09/23/2011 10:12 am EST
Visionary economist Hyman Minsky predicted so much of what has come to pass that we ignore his advice at our peril, writes MoneyShow.com senior editor Igor Greenwald.
Today would have been the 92nd birthday of the late, great economist Hyman Minsky, who died in relative anonymity 15 years ago, but now defines our era.
Minsky is most famous for conceiving the Minsky moment, which is when the greater fool realizes he is the last and greatest fool, and starts to liquidate speculative holdings to repay debt.
It’s not a happy time, especially when you’re living through a Minsky Decade and wondering whether we’ll have an economy left as imploding markets and untenable debts spread the virus of uncertainty.
Uncertainty is something Minsky seems to have grasped uniquely well, and that understanding enabled his prophetic insights into the critical flaws of modern finance.
Perhaps because he was so mindful of how little we all know about the future, here’s what Minsky successfully predicted:
- That the very stability of post-Depression capitalism as practiced in the US would introduce risks that would lead to the next great crisis
- That modern capitalism, like every other economic system, is inherently unstable, because its good stretches promote laxity and neglect in regulation, as well as the unsustainable accumulation of risk and debt
- That the insertion of money managers focused on the next day’s price between shareholders and the companies they ostensibly own would radically ratchet up the risks for everyone
- That the increasingly global span of finance would jeopardize effective official response to a future crisis, because governments and central banks were liable to disagree about the proper course of action
At a time when the most highly regarded of his colleagues were crafting equations to model rational markets, Minsky was thinking and writing about how perfectly rational individual responses to the great unknowns can create speculative bubbles and deflationary busts, with ruinous consequences for everyone.
Rational economics posited a common conceptual framework shared by all market participants. Minsky thought in terms of individuals constantly revising their personal theories about the future, and their confidence in those theories, and their confidence that they understand the motivations of others, in response to the latest market moves and other experience.
Are we headed for a deflationary spiral, hyperinflation, or a garden-variety recession? Is the government choking the economy or killing it with neglect?
People holding all of these views in aggregate will try to sell each other assets, products, and services today, and in the course of all this transacting will adjust their own views, as well as guesses about everyone else’s.

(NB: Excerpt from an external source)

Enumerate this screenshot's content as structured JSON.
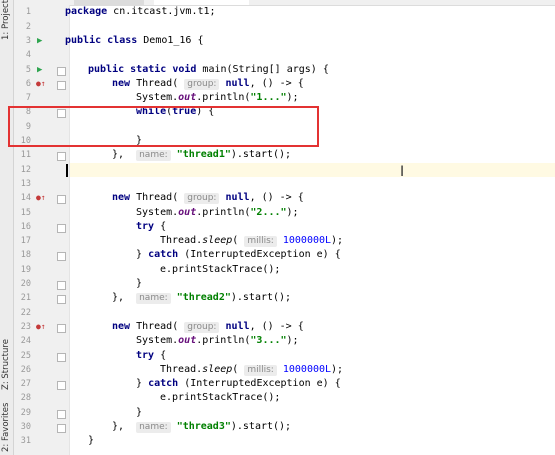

And, just to bring everything up to date, if enough individuals conclude that the sovereign powers of Europe and the US are disputed and therefore permanently dysfunctional, if they conclude that holding a variety of productive assets is much less desirable given the accelerating downturn in demand, then they are perfectly capable of wrecking the entire system.
I don’t think we’re having a classic Minsky moment, insofar as short sales have lately been so much more popular than margin debt. But there were big forced liquidations yesterday in the commodity space, and the money hoarding we’re seeing, a symptom of a system under stress, suggests a glaring lack of confidence in our common future.
Minsky foresaw all this, and even hinted at the larger causes of our troubles in a paper written a few months before his death:
“Money manager capitalism has led to a heightening of uncertainty at the firm and plant level…There is an almost chronic need to downsize overhead and to seek the lowest possible variable cost. …Even as the natural barriers to trade have decreased, the willingness and ability of management to accept lower profit margins to sustain domestic production has vanished. These factors have decreased the assurance of continued employment by blue-collar, white-collar and middle-management personnel. Although the aggregate performance of the economy is not bad [those were the days—IG], individual security has diminished.”
You’d think someone who foresaw so much would be a good source of advice on getting out of a systemic crisis, and Minsky had plenty.
But he’s quite dead, and not pontificating on TV about the need to unleash entrepreneurial energies stifled by government, because even 15 years ago it was obvious to Minsky that those entrepreneurial energies would ultimately be channeled by the money managers overseas. (With their insecure former employees flocking, as a result, to the cheapest retailers of cheap imported wares.)
Besides, it’s doubtful that there would be much popular interest in the prescriptions of this one-time socialist and John Maynard Keynes disciple. Minsky believed that in moments of business paralysis government should pick up the slack, and even in “normal” times he believed in the benefits of a policy striving for full employment.
People’s tolerance of uncertainty is limited, Minsky knew. So he argued the role of government was to limit extreme, uncertainty-breeding episodes like the one we’re now experiencing.
Worse still, from a certain vantage point, Minsky believed it was necessary for society to give up a bit of aggregate income from time to time to support economic “losers” who might otherwise undermine democracy.Yeah, what a loser that guy was. And what winners we all are for neglecting him.